A lottery is a type of gambling game where a prize is awarded to the winner by drawing lots. The process of determining a fate by the casting of lots has been used since ancient times, with examples appearing in the Bible and in Roman legal documents. Lotteries today are commonplace in many states and countries, as they provide a means of raising money for public purposes such as education. In most cases, a ticket must be purchased to participate in the lottery, although some jurisdictions have exempted certain groups of people from purchasing tickets. Despite the popularity of lotteries, critics argue that they are harmful to society.

People have a natural and inextricable urge to gamble, which is why there will always be people who play the lottery. The problem is that the vast majority of lottery players know their odds are long, yet persist in playing for the hope that a big win will change their lives for the better. This is a form of coveting, which the Bible forbids, as “You shall not covet your neighbor’s house, his wife, his manservant, or his ox or donkey, or anything that is his.” (Exodus 20:17; 1 Timothy 6:10)

Most state governments have a lottery or two, and they use it to fund everything from education to bridge repair. The lottery is also popular in times of economic distress, when people fear tax increases and cuts to public programs. However, studies have shown that the popularity of lotteries is unrelated to a state government’s actual fiscal condition. In fact, some states with large and growing budget deficits have strong public support for their lotteries.

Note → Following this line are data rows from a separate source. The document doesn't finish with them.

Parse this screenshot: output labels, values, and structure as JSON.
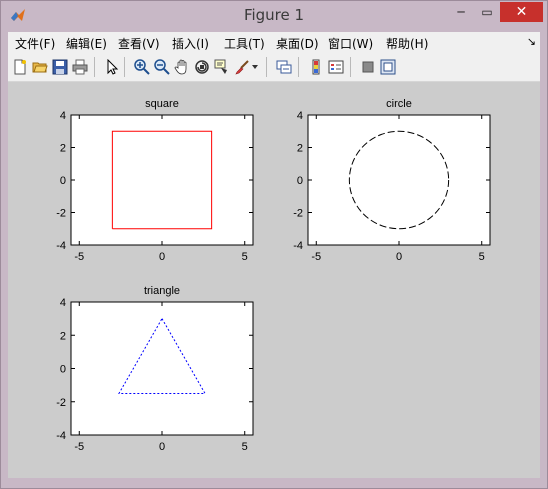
{
  "window": {
    "title": "Figure 1",
    "close_glyph": "✕",
    "minimize_glyph": "─",
    "maximize_glyph": "▭",
    "app_icon": "matlab-logo-icon"
  },
  "menubar": {
    "items": [
      {
        "label": "文件(F)"
      },
      {
        "label": "编辑(E)"
      },
      {
        "label": "查看(V)"
      },
      {
        "label": "插入(I)"
      },
      {
        "label": "工具(T)"
      },
      {
        "label": "桌面(D)"
      },
      {
        "label": "窗口(W)"
      },
      {
        "label": "帮助(H)"
      }
    ],
    "overflow_glyph": "↘"
  },
  "toolbar": {
    "buttons": [
      "new-figure-icon",
      "open-file-icon",
      "save-icon",
      "print-icon",
      "edit-plot-arrow-icon",
      "zoom-in-icon",
      "zoom-out-icon",
      "pan-hand-icon",
      "rotate-3d-icon",
      "data-cursor-icon",
      "brush-icon",
      "brush-dropdown-icon",
      "link-plot-icon",
      "insert-colorbar-icon",
      "insert-legend-icon",
      "hide-plot-tools-icon",
      "show-plot-tools-icon"
    ]
  },
  "colors": {
    "square": "#ff0000",
    "circle": "#000000",
    "triangle": "#0000ff",
    "figure_bg": "#cccccc",
    "axes_bg": "#ffffff"
  },
  "chart_data": [
    {
      "type": "line",
      "title": "square",
      "xlim": [
        -5.5,
        5.5
      ],
      "ylim": [
        -4,
        4
      ],
      "xticks": [
        -5,
        0,
        5
      ],
      "yticks": [
        4,
        2,
        0,
        -2,
        -4
      ],
      "line_style": "solid",
      "color": "#ff0000",
      "x": [
        -3,
        3,
        3,
        -3,
        -3
      ],
      "y": [
        -3,
        -3,
        3,
        3,
        -3
      ]
    },
    {
      "type": "line",
      "title": "circle",
      "xlim": [
        -5.5,
        5.5
      ],
      "ylim": [
        -4,
        4
      ],
      "xticks": [
        -5,
        0,
        5
      ],
      "yticks": [
        4,
        2,
        0,
        -2,
        -4
      ],
      "line_style": "dashed",
      "color": "#000000",
      "shape": "circle",
      "center": [
        0,
        0
      ],
      "radius": 3
    },
    {
      "type": "line",
      "title": "triangle",
      "xlim": [
        -5.5,
        5.5
      ],
      "ylim": [
        -4,
        4
      ],
      "xticks": [
        -5,
        0,
        5
      ],
      "yticks": [
        4,
        2,
        0,
        -2,
        -4
      ],
      "line_style": "dotted",
      "color": "#0000ff",
      "x": [
        0,
        2.6,
        -2.6,
        0
      ],
      "y": [
        3,
        -1.5,
        -1.5,
        3
      ]
    }
  ]
}
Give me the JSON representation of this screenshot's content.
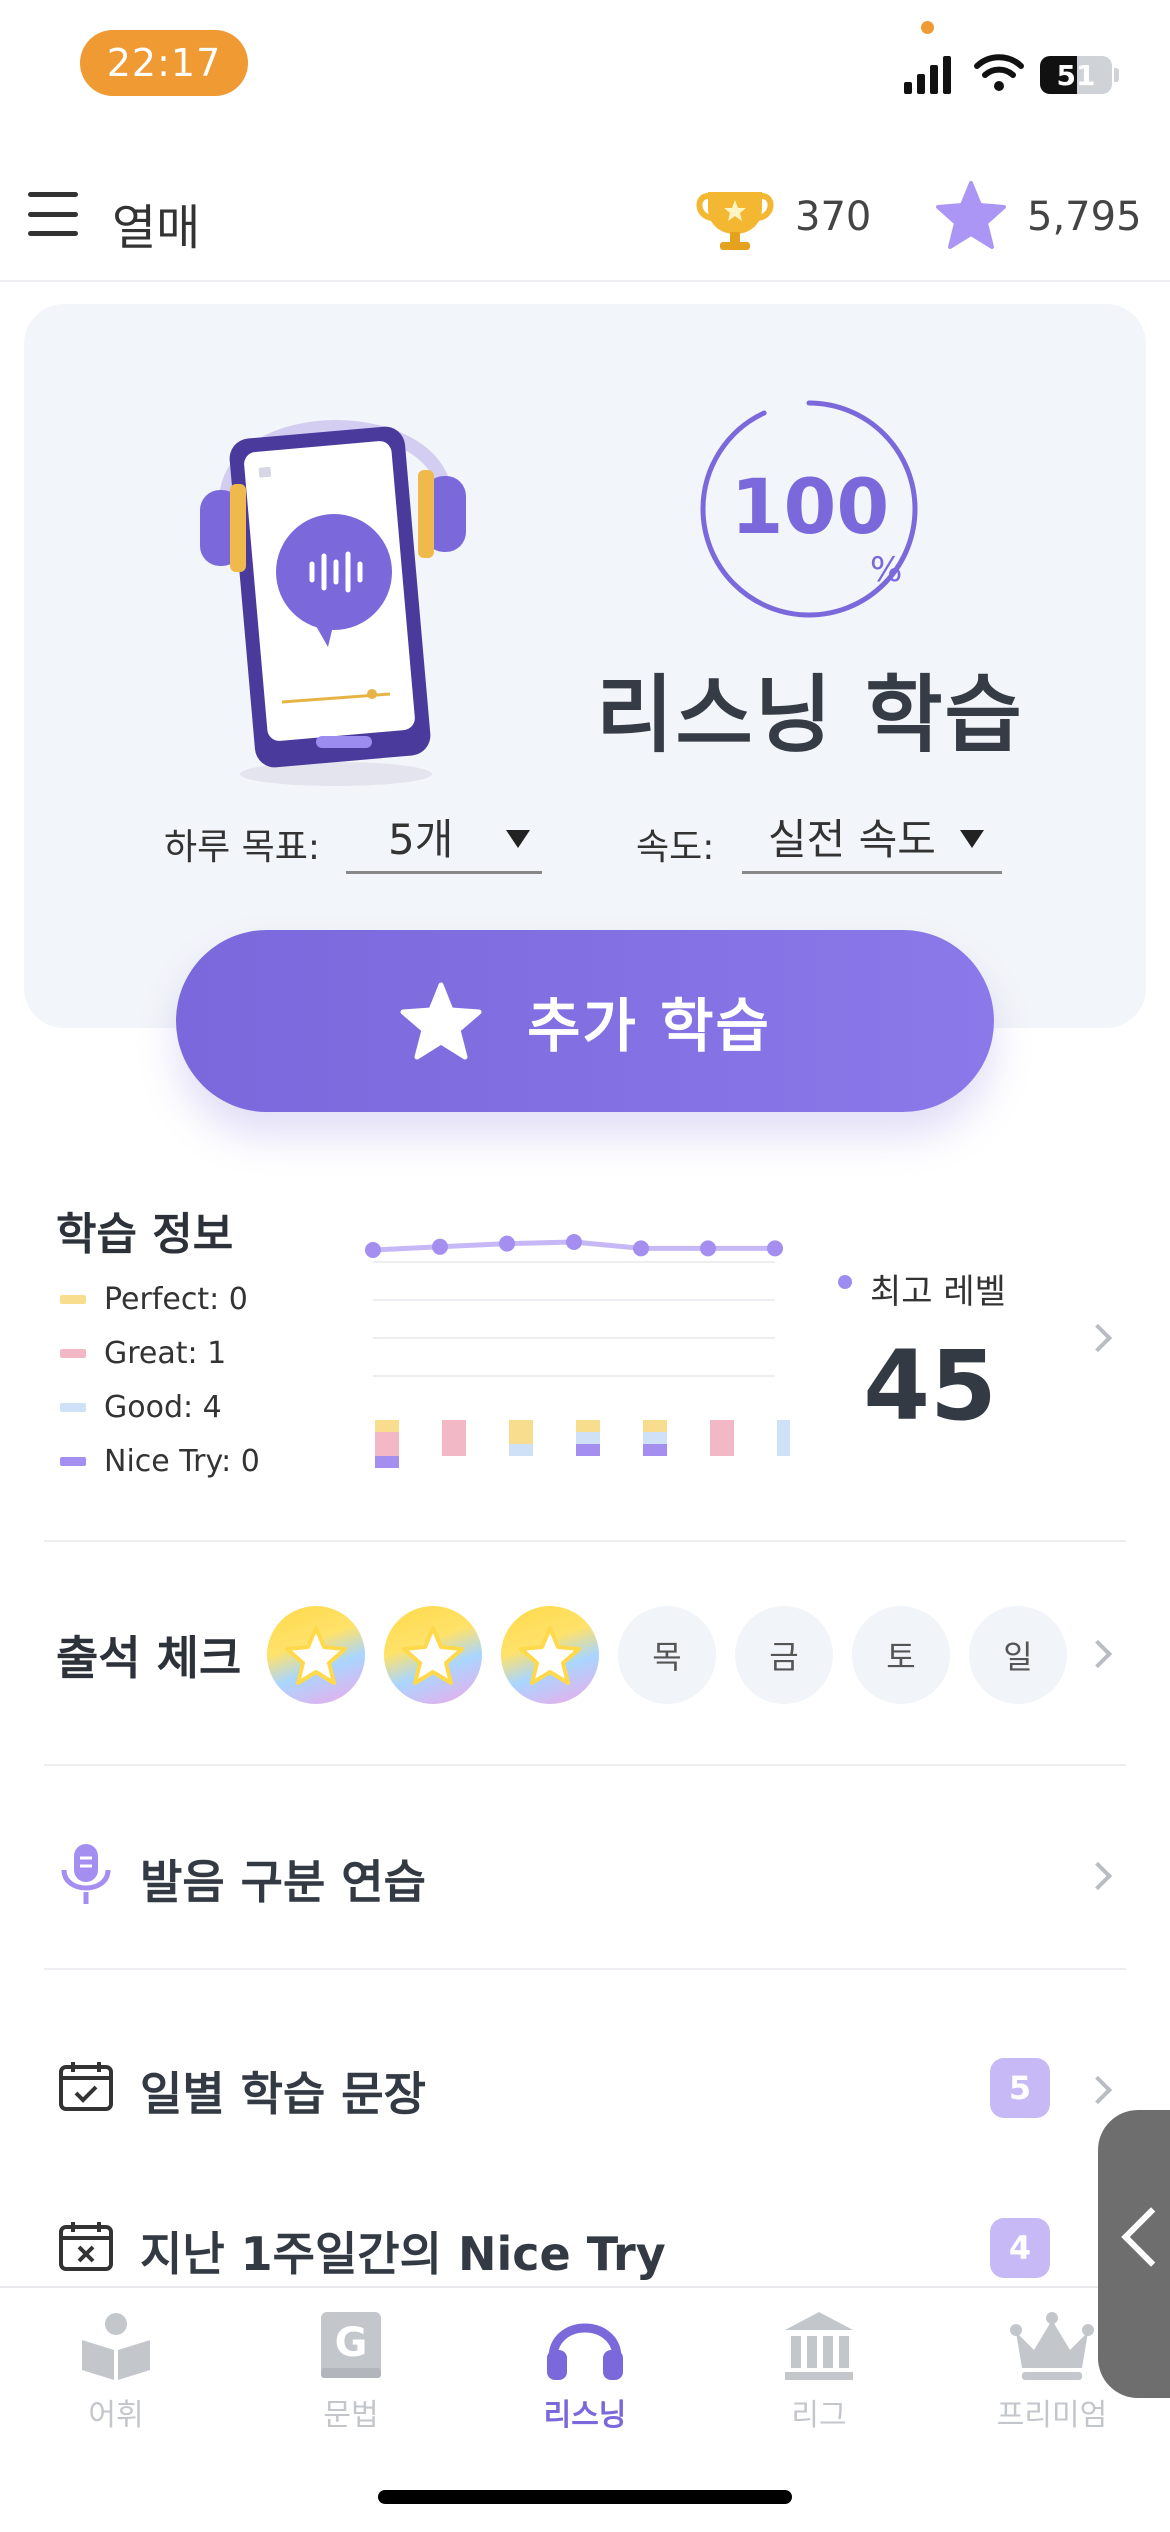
{
  "status_bar": {
    "time": "22:17",
    "battery": "51",
    "battery_level_pct": 51,
    "accent_color": "#ef9a32",
    "icons": [
      "signal-icon",
      "wifi-icon",
      "battery-icon"
    ]
  },
  "header": {
    "title": "열매",
    "trophy_count": "370",
    "star_count": "5,795",
    "icons": [
      "menu-icon",
      "trophy-icon",
      "star-icon"
    ]
  },
  "hero": {
    "progress_value": "100",
    "progress_unit": "%",
    "progress_pct": 100,
    "title": "리스닝 학습",
    "goal_label": "하루 목표:",
    "goal_value": "5개",
    "speed_label": "속도:",
    "speed_value": "실전 속도",
    "accent_color": "#7b69dc"
  },
  "cta": {
    "label": "추가 학습",
    "icon": "star-icon"
  },
  "learning_info": {
    "title": "학습 정보",
    "legend": [
      {
        "label": "Perfect: 0",
        "color": "#f9dd8f"
      },
      {
        "label": "Great: 1",
        "color": "#f2b8c6"
      },
      {
        "label": "Good: 4",
        "color": "#cfe1f6"
      },
      {
        "label": "Nice Try: 0",
        "color": "#a48ef0"
      }
    ],
    "best_level_label": "최고 레벨",
    "best_level_value": "45"
  },
  "chart_data": {
    "type": "line",
    "series": [
      {
        "values": [
          0.5,
          0.3,
          0.1,
          0.0,
          0.4,
          0.4,
          0.4
        ]
      }
    ],
    "stack_columns": [
      {
        "perfect": 1,
        "great": 2,
        "good": 0,
        "nice_try": 1
      },
      {
        "perfect": 0,
        "great": 3,
        "good": 0,
        "nice_try": 0
      },
      {
        "perfect": 2,
        "great": 0,
        "good": 1,
        "nice_try": 0
      },
      {
        "perfect": 1,
        "great": 0,
        "good": 1,
        "nice_try": 1
      },
      {
        "perfect": 1,
        "great": 0,
        "good": 1,
        "nice_try": 1
      },
      {
        "perfect": 0,
        "great": 3,
        "good": 0,
        "nice_try": 0
      },
      {
        "perfect": 0,
        "great": 0,
        "good": 3,
        "nice_try": 0
      }
    ],
    "grid": true
  },
  "attendance": {
    "title": "출석 체크",
    "days": [
      {
        "label": "",
        "done": true
      },
      {
        "label": "",
        "done": true
      },
      {
        "label": "",
        "done": true
      },
      {
        "label": "목",
        "done": false
      },
      {
        "label": "금",
        "done": false
      },
      {
        "label": "토",
        "done": false
      },
      {
        "label": "일",
        "done": false
      }
    ]
  },
  "rows": [
    {
      "label": "발음 구분 연습",
      "icon": "microphone-icon",
      "badge": ""
    },
    {
      "label": "일별 학습 문장",
      "icon": "calendar-check-icon",
      "badge": "5"
    },
    {
      "label": "지난 1주일간의 Nice Try",
      "icon": "calendar-x-icon",
      "badge": "4"
    }
  ],
  "tabs": [
    {
      "label": "어휘",
      "icon": "book-icon",
      "active": false
    },
    {
      "label": "문법",
      "icon": "grammar-g-icon",
      "active": false
    },
    {
      "label": "리스닝",
      "icon": "headphones-icon",
      "active": true
    },
    {
      "label": "리그",
      "icon": "building-icon",
      "active": false
    },
    {
      "label": "프리미엄",
      "icon": "crown-icon",
      "active": false
    }
  ]
}
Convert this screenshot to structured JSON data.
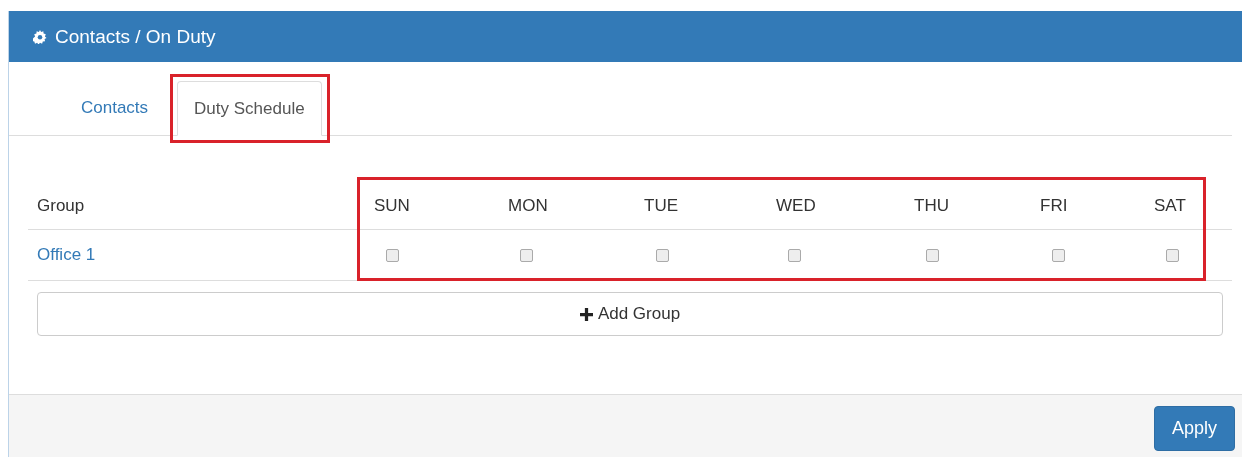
{
  "panel": {
    "title": "Contacts / On Duty"
  },
  "tabs": [
    {
      "label": "Contacts",
      "selected": false,
      "highlighted": false
    },
    {
      "label": "Duty Schedule",
      "selected": true,
      "highlighted": true
    }
  ],
  "schedule": {
    "columns": [
      "Group",
      "SUN",
      "MON",
      "TUE",
      "WED",
      "THU",
      "FRI",
      "SAT"
    ],
    "days_highlighted": true,
    "rows": [
      {
        "group": "Office 1",
        "days": [
          false,
          false,
          false,
          false,
          false,
          false,
          false
        ]
      }
    ]
  },
  "add_button": "Add Group",
  "footer": {
    "button": "Apply"
  }
}
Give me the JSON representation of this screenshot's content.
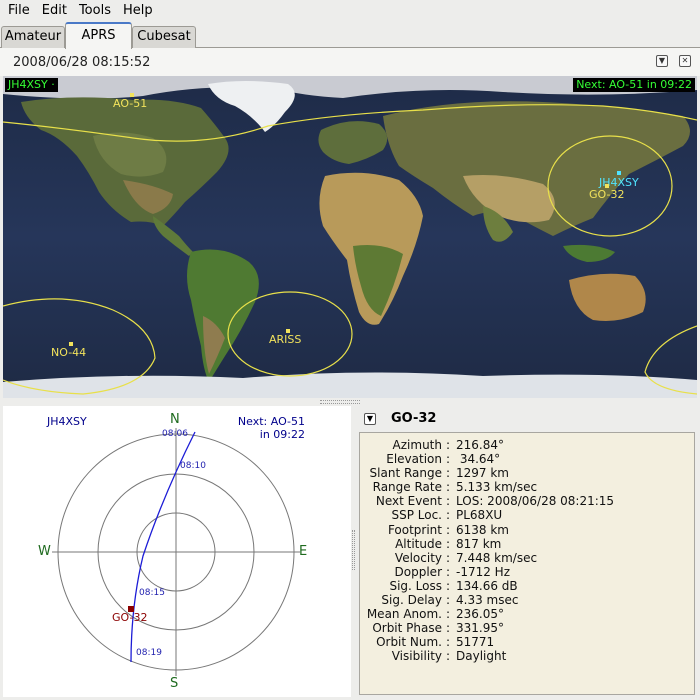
{
  "menu": [
    "File",
    "Edit",
    "Tools",
    "Help"
  ],
  "tabs": [
    {
      "label": "Amateur",
      "active": false
    },
    {
      "label": "APRS",
      "active": true
    },
    {
      "label": "Cubesat",
      "active": false
    }
  ],
  "module": {
    "time": "2008/06/28 08:15:52",
    "dropdown_icon": "triangle-down-icon",
    "close_icon": "close-icon"
  },
  "map": {
    "qth_label": "JH4XSY ·",
    "next_label": "Next: AO-51  in 09:22",
    "ground_station": "JH4XSY",
    "satellites": [
      "AO-51",
      "GO-32",
      "NO-44",
      "ARISS"
    ],
    "colors": {
      "satellite": "#f2e35c",
      "ground_station": "#4fe3ff",
      "info_text": "#35ff35"
    }
  },
  "polar": {
    "qth": "JH4XSY",
    "next_line1": "Next: AO-51",
    "next_line2": "in 09:22",
    "compass": {
      "n": "N",
      "s": "S",
      "e": "E",
      "w": "W"
    },
    "times": [
      "08:06",
      "08:10",
      "08:15",
      "08:19"
    ],
    "satellite": "GO-32"
  },
  "details": {
    "title": "GO-32",
    "rows": [
      {
        "label": "Azimuth",
        "value": "216.84°"
      },
      {
        "label": "Elevation",
        "value": " 34.64°"
      },
      {
        "label": "Slant Range",
        "value": "1297 km"
      },
      {
        "label": "Range Rate",
        "value": "5.133 km/sec"
      },
      {
        "label": "Next Event",
        "value": "LOS: 2008/06/28 08:21:15"
      },
      {
        "label": "SSP Loc.",
        "value": "PL68XU"
      },
      {
        "label": "Footprint",
        "value": "6138 km"
      },
      {
        "label": "Altitude",
        "value": "817 km"
      },
      {
        "label": "Velocity",
        "value": "7.448 km/sec"
      },
      {
        "label": "Doppler",
        "value": "-1712 Hz"
      },
      {
        "label": "Sig. Loss",
        "value": "134.66 dB"
      },
      {
        "label": "Sig. Delay",
        "value": "4.33 msec"
      },
      {
        "label": "Mean Anom.",
        "value": "236.05°"
      },
      {
        "label": "Orbit Phase",
        "value": "331.95°"
      },
      {
        "label": "Orbit Num.",
        "value": "51771"
      },
      {
        "label": "Visibility",
        "value": "Daylight"
      }
    ]
  }
}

The most well-known kind of lottery is the state-sponsored Powerball, which raises millions of dollars each year for education and other public purposes. Many states also run private lotteries, which offer a variety of prizes. The winners of these games can receive a lump sum, annuity payments over 30 years, or a combination of the two.

Some people use their winnings to buy houses, cars, and other expensive items. Others invest it in business ventures or give it to charity. Still others spend it on travel or other indulgences. The most important thing for anyone to remember is that there are no guarantees in the lottery, no matter how much you win.

While the regressivity of the lottery is undeniable, the commissions that run it try to mask its regressiveness with the message that lottery games are fun and that the experience of scratching a ticket is enjoyable. These messages are not only false but also dangerous, because they send the wrong message to people who are already at risk of losing a good portion of their incomes on lottery tickets. These people are the ones who need the most help and a chance for a brighter future. This is why they need the help of a knowledgeable attorney. For more information, visit the website of the law firm that has helped countless clients recover their lost earnings.